WORK ITEM: Exclude the images, then return every line below exactly as written.

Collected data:
________________________

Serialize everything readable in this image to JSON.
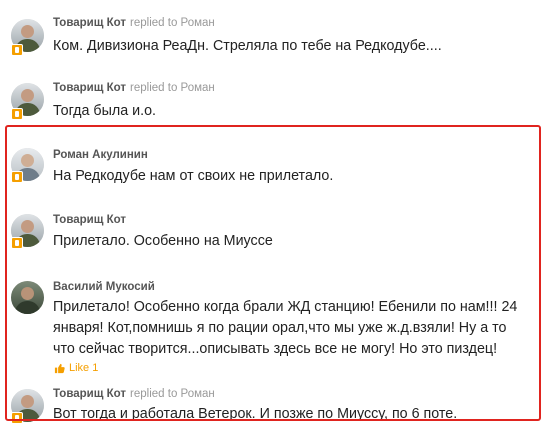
{
  "comments": [
    {
      "author": "Товарищ Кот",
      "replied": "replied to Роман",
      "text": "Ком. Дивизиона РеаДн. Стреляла по тебе на Редкодубе...."
    },
    {
      "author": "Товарищ Кот",
      "replied": "replied to Роман",
      "text": "Тогда была и.о."
    },
    {
      "author": "Роман Акулинин",
      "replied": "",
      "text": "На Редкодубе нам от своих не прилетало."
    },
    {
      "author": "Товарищ Кот",
      "replied": "",
      "text": "Прилетало. Особенно на Миуссе"
    },
    {
      "author": "Василий Мукосий",
      "replied": "",
      "text": "Прилетало! Особенно когда брали ЖД станцию! Ебенили по нам!!! 24 января! Кот,помнишь я по рации орал,что мы уже ж.д.взяли! Ну а то что сейчас творится...описывать здесь все не могу! Но это пиздец!",
      "like": "Like 1"
    },
    {
      "author": "Товарищ Кот",
      "replied": "replied to Роман",
      "text": "Вот тогда и работала Ветерок. И позже по Миуссу,  по 6 поте."
    }
  ],
  "colors": {
    "highlight_border": "#e0241f",
    "like_accent": "#f59f00",
    "author": "#555555",
    "meta": "#999999"
  }
}
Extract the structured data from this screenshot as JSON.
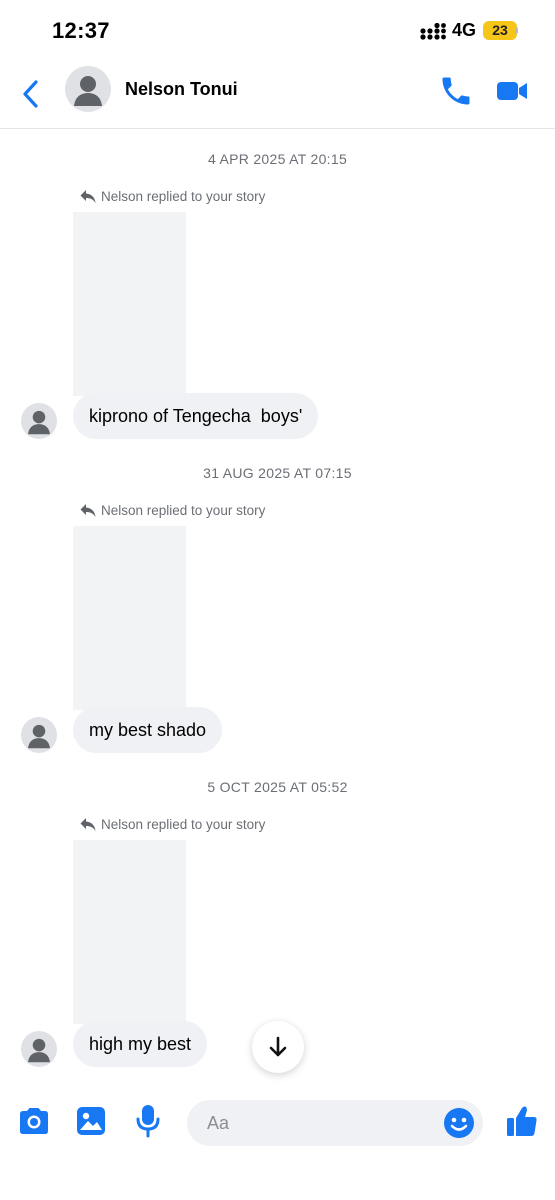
{
  "status": {
    "time": "12:37",
    "network": "4G",
    "battery": "23"
  },
  "header": {
    "name": "Nelson Tonui"
  },
  "messages": [
    {
      "timestamp": "4 APR 2025 AT 20:15",
      "reply_note": "Nelson replied to your story",
      "text": "kiprono of Tengecha  boys'"
    },
    {
      "timestamp": "31 AUG 2025 AT 07:15",
      "reply_note": "Nelson replied to your story",
      "text": "my best shado"
    },
    {
      "timestamp": "5 OCT 2025 AT 05:52",
      "reply_note": "Nelson replied to your story",
      "text": "high my best"
    }
  ],
  "composer": {
    "placeholder": "Aa"
  },
  "colors": {
    "accent": "#1877f2",
    "bubble": "#f0f1f4",
    "story_placeholder": "#f2f3f5",
    "battery": "#f5c518"
  },
  "icons": [
    "back-icon",
    "phone-icon",
    "video-camera-icon",
    "reply-arrow-icon",
    "arrow-down-icon",
    "camera-icon",
    "image-icon",
    "microphone-icon",
    "smiley-icon",
    "thumbs-up-icon"
  ]
}
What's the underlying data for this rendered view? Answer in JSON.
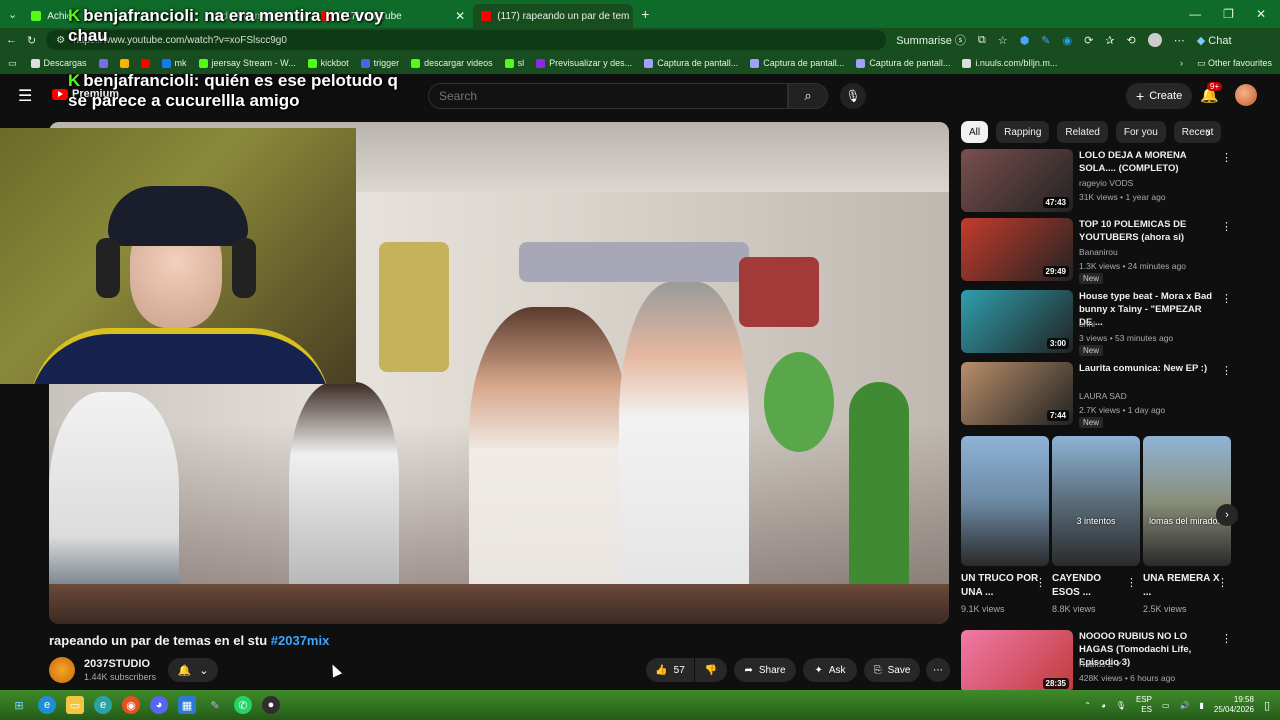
{
  "browser": {
    "tabs": [
      {
        "label": "Achie",
        "favicon_color": "#53fc18",
        "active": false
      },
      {
        "label": "oud Streaming Bot fo",
        "favicon_color": "#4a90e2",
        "active": false
      },
      {
        "label": "(117) YouTube",
        "favicon_color": "#ff0000",
        "active": false
      },
      {
        "label": "(117) rapeando un par de tem",
        "favicon_color": "#ff0000",
        "active": true
      }
    ],
    "new_tab": "+",
    "url": "https://www.youtube.com/watch?v=xoFSlscc9g0",
    "summarise_label": "Summarise",
    "chat_label": "Chat",
    "bookmarks": [
      {
        "label": "Descargas",
        "color": "#dddddd"
      },
      {
        "label": "",
        "color": "#7b68ee"
      },
      {
        "label": "",
        "color": "#f4b400"
      },
      {
        "label": "",
        "color": "#ff0000"
      },
      {
        "label": "mk",
        "color": "#1877f2"
      },
      {
        "label": "jeersay Stream - W...",
        "color": "#53fc18"
      },
      {
        "label": "kickbot",
        "color": "#53fc18"
      },
      {
        "label": "trigger",
        "color": "#4169e1"
      },
      {
        "label": "descargar videos",
        "color": "#53fc18"
      },
      {
        "label": "sl",
        "color": "#53fc18"
      },
      {
        "label": "Previsualizar y des...",
        "color": "#8a2be2"
      },
      {
        "label": "Captura de pantall...",
        "color": "#a0a0ff"
      },
      {
        "label": "Captura de pantall...",
        "color": "#a0a0ff"
      },
      {
        "label": "Captura de pantall...",
        "color": "#a0a0ff"
      },
      {
        "label": "i.nuuls.com/bIljn.m...",
        "color": "#dddddd"
      }
    ],
    "other_favourites": "Other favourites"
  },
  "chat_overlay": [
    {
      "user": "benjafrancioli:",
      "line1": "na era mentira me voy",
      "line2": "chau"
    },
    {
      "user": "benjafrancioli:",
      "line1": "quién es ese pelotudo q",
      "line2": "se parece a cucurellla amigo"
    }
  ],
  "youtube": {
    "premium_label": "Premium",
    "search_placeholder": "Search",
    "create_label": "Create",
    "notif_badge": "9+",
    "video": {
      "title_text": "rapeando un par de temas en el stu ",
      "hashtag": "#2037mix",
      "channel": "2037STUDIO",
      "subscribers": "1.44K subscribers",
      "likes": "57",
      "share": "Share",
      "ask": "Ask",
      "save": "Save"
    },
    "chips": [
      "All",
      "Rapping",
      "Related",
      "For you",
      "Recent"
    ],
    "recommendations": [
      {
        "title": "LOLO DEJA A MORENA SOLA.... (COMPLETO)",
        "channel": "rageyio VODS",
        "meta": "31K views • 1 year ago",
        "duration": "47:43",
        "new": "",
        "thumb": "#7a4f4f"
      },
      {
        "title": "TOP 10 POLEMICAS DE YOUTUBERS (ahora si)",
        "channel": "Bananirou",
        "meta": "1.3K views • 24 minutes ago",
        "duration": "29:49",
        "new": "New",
        "thumb": "#c43c2c"
      },
      {
        "title": "House type beat - Mora x Bad bunny x Tainy - \"EMPEZAR DE ...",
        "channel": "enni",
        "meta": "3 views • 53 minutes ago",
        "duration": "3:00",
        "new": "New",
        "thumb": "#2f9fae"
      },
      {
        "title": "Laurita comunica: New EP :)",
        "channel": "LAURA SAD",
        "meta": "2.7K views • 1 day ago",
        "duration": "7:44",
        "new": "New",
        "thumb": "#b88f6a"
      }
    ],
    "shorts": [
      {
        "title": "UN TRUCO POR UNA ...",
        "views": "9.1K views",
        "overlay": "",
        "thumb": "#6d8aa5"
      },
      {
        "title": "CAYENDO ESOS ...",
        "views": "8.8K views",
        "overlay": "3 intentos",
        "thumb": "#5a6d7a"
      },
      {
        "title": "UNA REMERA X ...",
        "views": "2.5K views",
        "overlay": "lomas del mirado...",
        "thumb": "#8a8f7a"
      }
    ],
    "last_rec": {
      "title": "NOOOO RUBIUS NO LO HAGAS (Tomodachi Life, Episodio 3)",
      "channel": "Rubius Z",
      "meta": "428K views • 6 hours ago",
      "duration": "28:35",
      "thumb": "#f07aa8"
    }
  },
  "taskbar": {
    "lang_top": "ESP",
    "lang_bottom": "ES",
    "time": "19:58",
    "date": "25/04/2026"
  }
}
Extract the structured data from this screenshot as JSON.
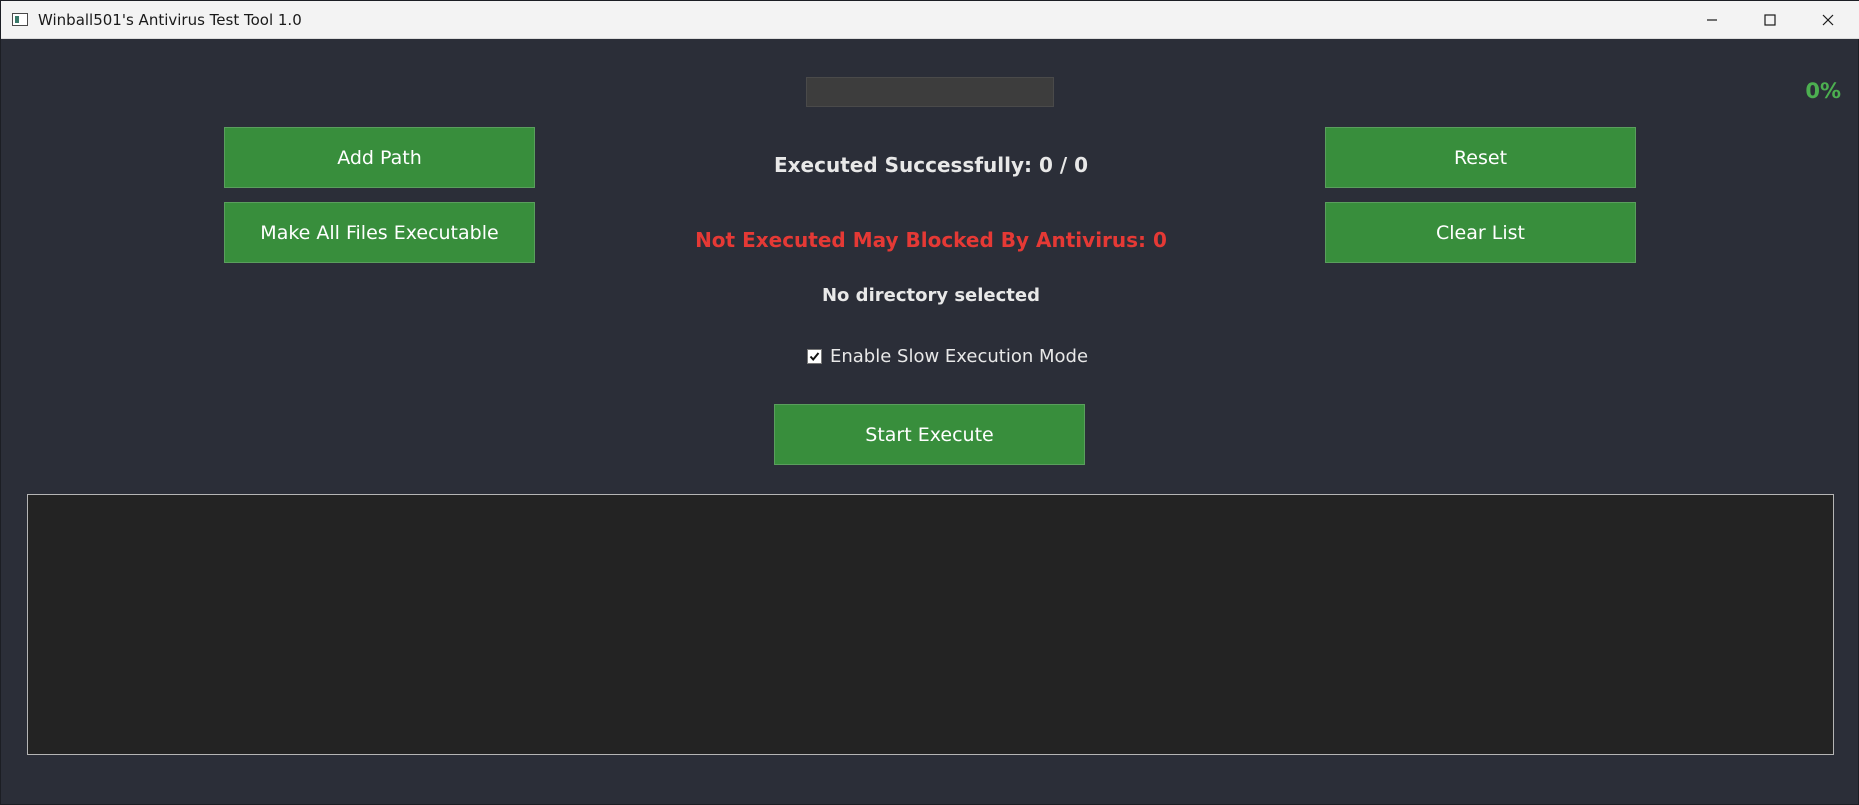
{
  "window": {
    "title": "Winball501's Antivirus Test Tool 1.0",
    "controls": {
      "minimize_icon": "minimize-icon",
      "maximize_icon": "maximize-icon",
      "close_icon": "close-icon"
    }
  },
  "progress": {
    "value": 0,
    "percent_label": "0%"
  },
  "buttons": {
    "add_path": "Add Path",
    "make_executable": "Make All Files Executable",
    "reset": "Reset",
    "clear_list": "Clear List",
    "start_execute": "Start Execute"
  },
  "status": {
    "executed_successfully": "Executed Successfully: 0 / 0",
    "not_executed": "Not Executed May Blocked By Antivirus: 0",
    "directory": "No directory selected"
  },
  "options": {
    "slow_mode_label": "Enable Slow Execution Mode",
    "slow_mode_checked": true
  },
  "colors": {
    "background": "#2b2e38",
    "button_green": "#388e3c",
    "percent_green": "#4caf50",
    "error_red": "#e53935",
    "log_background": "#232323"
  }
}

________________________

WRITTEN REPLY:
Serialize everything readable in this image to JSON.
{
  "comments": [
    {
      "author": "Товарищ Кот",
      "replied": "replied to Роман",
      "text": "Ком. Дивизиона РеаДн. Стреляла по тебе на Редкодубе...."
    },
    {
      "author": "Товарищ Кот",
      "replied": "replied to Роман",
      "text": "Тогда была и.о."
    },
    {
      "author": "Роман Акулинин",
      "replied": "",
      "text": "На Редкодубе нам от своих не прилетало."
    },
    {
      "author": "Товарищ Кот",
      "replied": "",
      "text": "Прилетало. Особенно на Миуссе"
    },
    {
      "author": "Василий Мукосий",
      "replied": "",
      "text": "Прилетало! Особенно когда брали ЖД станцию! Ебенили по нам!!! 24 января! Кот,помнишь я по рации орал,что мы уже ж.д.взяли! Ну а то что сейчас творится...описывать здесь все не могу! Но это пиздец!",
      "like": "Like 1"
    },
    {
      "author": "Товарищ Кот",
      "replied": "replied to Роман",
      "text": "Вот тогда и работала Ветерок. И позже по Миуссу,  по 6 поте."
    }
  ],
  "colors": {
    "highlight_border": "#e0241f",
    "like_accent": "#f59f00",
    "author": "#555555",
    "meta": "#999999"
  }
}
Extract the structured data from this screenshot as JSON.
{
  "status": {
    "time": "12:37",
    "network": "4G",
    "battery": "23"
  },
  "header": {
    "name": "Nelson Tonui"
  },
  "messages": [
    {
      "timestamp": "4 APR 2025 AT 20:15",
      "reply_note": "Nelson replied to your story",
      "text": "kiprono of Tengecha  boys'"
    },
    {
      "timestamp": "31 AUG 2025 AT 07:15",
      "reply_note": "Nelson replied to your story",
      "text": "my best shado"
    },
    {
      "timestamp": "5 OCT 2025 AT 05:52",
      "reply_note": "Nelson replied to your story",
      "text": "high my best"
    }
  ],
  "composer": {
    "placeholder": "Aa"
  },
  "colors": {
    "accent": "#1877f2",
    "bubble": "#f0f1f4",
    "story_placeholder": "#f2f3f5",
    "battery": "#f5c518"
  },
  "icons": [
    "back-icon",
    "phone-icon",
    "video-camera-icon",
    "reply-arrow-icon",
    "arrow-down-icon",
    "camera-icon",
    "image-icon",
    "microphone-icon",
    "smiley-icon",
    "thumbs-up-icon"
  ]
}
What's the underlying data for this rendered view? Answer in JSON.
{
  "browser": {
    "tabs": [
      {
        "label": "Achie",
        "favicon_color": "#53fc18",
        "active": false
      },
      {
        "label": "oud Streaming Bot fo",
        "favicon_color": "#4a90e2",
        "active": false
      },
      {
        "label": "(117) YouTube",
        "favicon_color": "#ff0000",
        "active": false
      },
      {
        "label": "(117) rapeando un par de tem",
        "favicon_color": "#ff0000",
        "active": true
      }
    ],
    "new_tab": "+",
    "url": "https://www.youtube.com/watch?v=xoFSlscc9g0",
    "summarise_label": "Summarise",
    "chat_label": "Chat",
    "bookmarks": [
      {
        "label": "Descargas",
        "color": "#dddddd"
      },
      {
        "label": "",
        "color": "#7b68ee"
      },
      {
        "label": "",
        "color": "#f4b400"
      },
      {
        "label": "",
        "color": "#ff0000"
      },
      {
        "label": "mk",
        "color": "#1877f2"
      },
      {
        "label": "jeersay Stream - W...",
        "color": "#53fc18"
      },
      {
        "label": "kickbot",
        "color": "#53fc18"
      },
      {
        "label": "trigger",
        "color": "#4169e1"
      },
      {
        "label": "descargar videos",
        "color": "#53fc18"
      },
      {
        "label": "sl",
        "color": "#53fc18"
      },
      {
        "label": "Previsualizar y des...",
        "color": "#8a2be2"
      },
      {
        "label": "Captura de pantall...",
        "color": "#a0a0ff"
      },
      {
        "label": "Captura de pantall...",
        "color": "#a0a0ff"
      },
      {
        "label": "Captura de pantall...",
        "color": "#a0a0ff"
      },
      {
        "label": "i.nuuls.com/bIljn.m...",
        "color": "#dddddd"
      }
    ],
    "other_favourites": "Other favourites"
  },
  "chat_overlay": [
    {
      "user": "benjafrancioli:",
      "line1": "na era mentira me voy",
      "line2": "chau"
    },
    {
      "user": "benjafrancioli:",
      "line1": "quién es ese pelotudo q",
      "line2": "se parece a cucurellla amigo"
    }
  ],
  "youtube": {
    "premium_label": "Premium",
    "search_placeholder": "Search",
    "create_label": "Create",
    "notif_badge": "9+",
    "video": {
      "title_text": "rapeando un par de temas en el stu ",
      "hashtag": "#2037mix",
      "channel": "2037STUDIO",
      "subscribers": "1.44K subscribers",
      "likes": "57",
      "share": "Share",
      "ask": "Ask",
      "save": "Save"
    },
    "chips": [
      "All",
      "Rapping",
      "Related",
      "For you",
      "Recent"
    ],
    "recommendations": [
      {
        "title": "LOLO DEJA A MORENA SOLA.... (COMPLETO)",
        "channel": "rageyio VODS",
        "meta": "31K views • 1 year ago",
        "duration": "47:43",
        "new": "",
        "thumb": "#7a4f4f"
      },
      {
        "title": "TOP 10 POLEMICAS DE YOUTUBERS (ahora si)",
        "channel": "Bananirou",
        "meta": "1.3K views • 24 minutes ago",
        "duration": "29:49",
        "new": "New",
        "thumb": "#c43c2c"
      },
      {
        "title": "House type beat - Mora x Bad bunny x Tainy - \"EMPEZAR DE ...",
        "channel": "enni",
        "meta": "3 views • 53 minutes ago",
        "duration": "3:00",
        "new": "New",
        "thumb": "#2f9fae"
      },
      {
        "title": "Laurita comunica: New EP :)",
        "channel": "LAURA SAD",
        "meta": "2.7K views • 1 day ago",
        "duration": "7:44",
        "new": "New",
        "thumb": "#b88f6a"
      }
    ],
    "shorts": [
      {
        "title": "UN TRUCO POR UNA ...",
        "views": "9.1K views",
        "overlay": "",
        "thumb": "#6d8aa5"
      },
      {
        "title": "CAYENDO ESOS ...",
        "views": "8.8K views",
        "overlay": "3 intentos",
        "thumb": "#5a6d7a"
      },
      {
        "title": "UNA REMERA X ...",
        "views": "2.5K views",
        "overlay": "lomas del mirado...",
        "thumb": "#8a8f7a"
      }
    ],
    "last_rec": {
      "title": "NOOOO RUBIUS NO LO HAGAS (Tomodachi Life, Episodio 3)",
      "channel": "Rubius Z",
      "meta": "428K views • 6 hours ago",
      "duration": "28:35",
      "thumb": "#f07aa8"
    }
  },
  "taskbar": {
    "lang_top": "ESP",
    "lang_bottom": "ES",
    "time": "19:58",
    "date": "25/04/2026"
  }
}
Extract the structured data from this screenshot as JSON.
{
  "window": {
    "title": "Winball501's Antivirus Test Tool 1.0",
    "controls": {
      "minimize_icon": "minimize-icon",
      "maximize_icon": "maximize-icon",
      "close_icon": "close-icon"
    }
  },
  "progress": {
    "value": 0,
    "percent_label": "0%"
  },
  "buttons": {
    "add_path": "Add Path",
    "make_executable": "Make All Files Executable",
    "reset": "Reset",
    "clear_list": "Clear List",
    "start_execute": "Start Execute"
  },
  "status": {
    "executed_successfully": "Executed Successfully: 0 / 0",
    "not_executed": "Not Executed May Blocked By Antivirus: 0",
    "directory": "No directory selected"
  },
  "options": {
    "slow_mode_label": "Enable Slow Execution Mode",
    "slow_mode_checked": true
  },
  "colors": {
    "background": "#2b2e38",
    "button_green": "#388e3c",
    "percent_green": "#4caf50",
    "error_red": "#e53935",
    "log_background": "#232323"
  }
}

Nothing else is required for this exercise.